#### What you will do
A verbatim copy of the full data, with no pictures, is the expected answer.

---- Provided records

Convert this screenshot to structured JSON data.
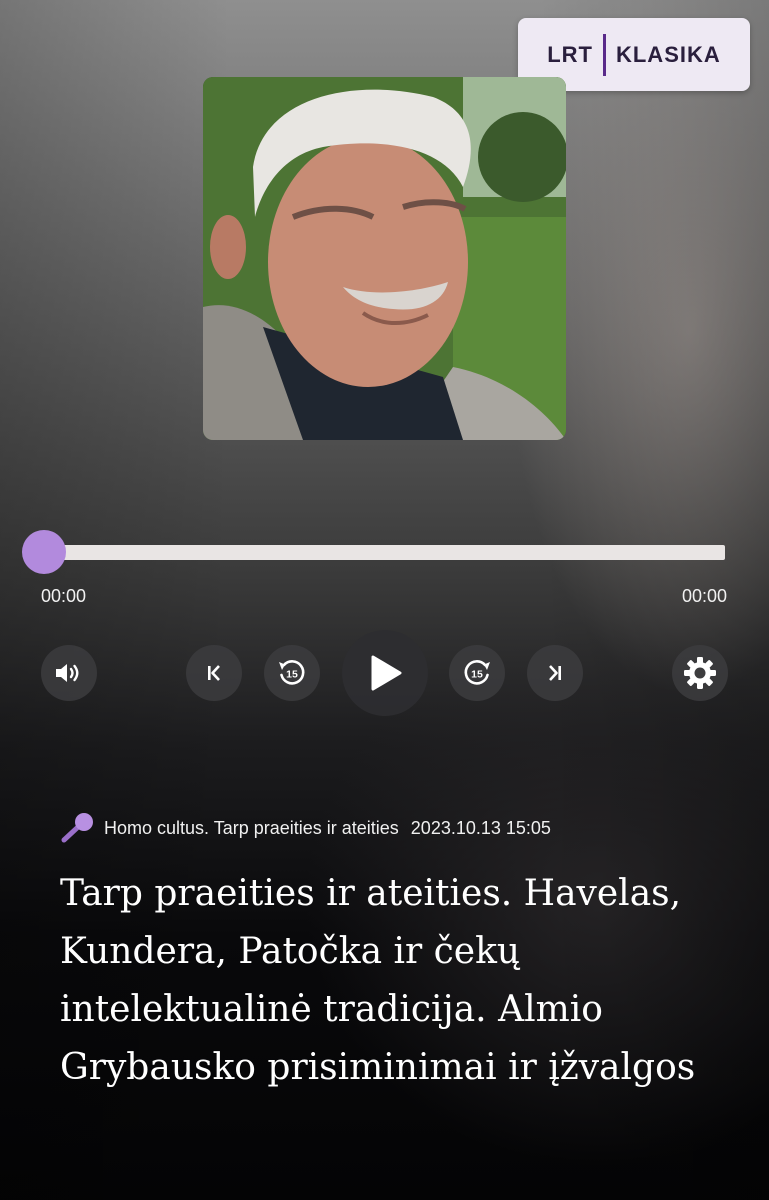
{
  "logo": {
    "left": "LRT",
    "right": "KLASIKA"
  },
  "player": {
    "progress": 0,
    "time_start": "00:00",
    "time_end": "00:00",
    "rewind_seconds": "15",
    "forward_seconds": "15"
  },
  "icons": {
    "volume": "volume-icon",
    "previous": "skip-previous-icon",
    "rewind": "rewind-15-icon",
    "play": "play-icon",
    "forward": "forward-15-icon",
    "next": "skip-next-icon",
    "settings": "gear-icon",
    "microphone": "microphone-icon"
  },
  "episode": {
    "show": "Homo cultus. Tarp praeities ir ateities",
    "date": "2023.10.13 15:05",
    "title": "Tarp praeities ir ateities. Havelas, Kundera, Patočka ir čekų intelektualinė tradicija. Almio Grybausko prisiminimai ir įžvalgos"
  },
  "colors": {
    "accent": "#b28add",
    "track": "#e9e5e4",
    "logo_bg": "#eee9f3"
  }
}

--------

#### Response below
Convert this screenshot to structured JSON data.
{
  "logo": {
    "left": "LRT",
    "right": "KLASIKA"
  },
  "player": {
    "progress": 0,
    "time_start": "00:00",
    "time_end": "00:00",
    "rewind_seconds": "15",
    "forward_seconds": "15"
  },
  "icons": {
    "volume": "volume-icon",
    "previous": "skip-previous-icon",
    "rewind": "rewind-15-icon",
    "play": "play-icon",
    "forward": "forward-15-icon",
    "next": "skip-next-icon",
    "settings": "gear-icon",
    "microphone": "microphone-icon"
  },
  "episode": {
    "show": "Homo cultus. Tarp praeities ir ateities",
    "date": "2023.10.13 15:05",
    "title": "Tarp praeities ir ateities. Havelas, Kundera, Patočka ir čekų intelektualinė tradicija. Almio Grybausko prisiminimai ir įžvalgos"
  },
  "colors": {
    "accent": "#b28add",
    "track": "#e9e5e4",
    "logo_bg": "#eee9f3"
  }
}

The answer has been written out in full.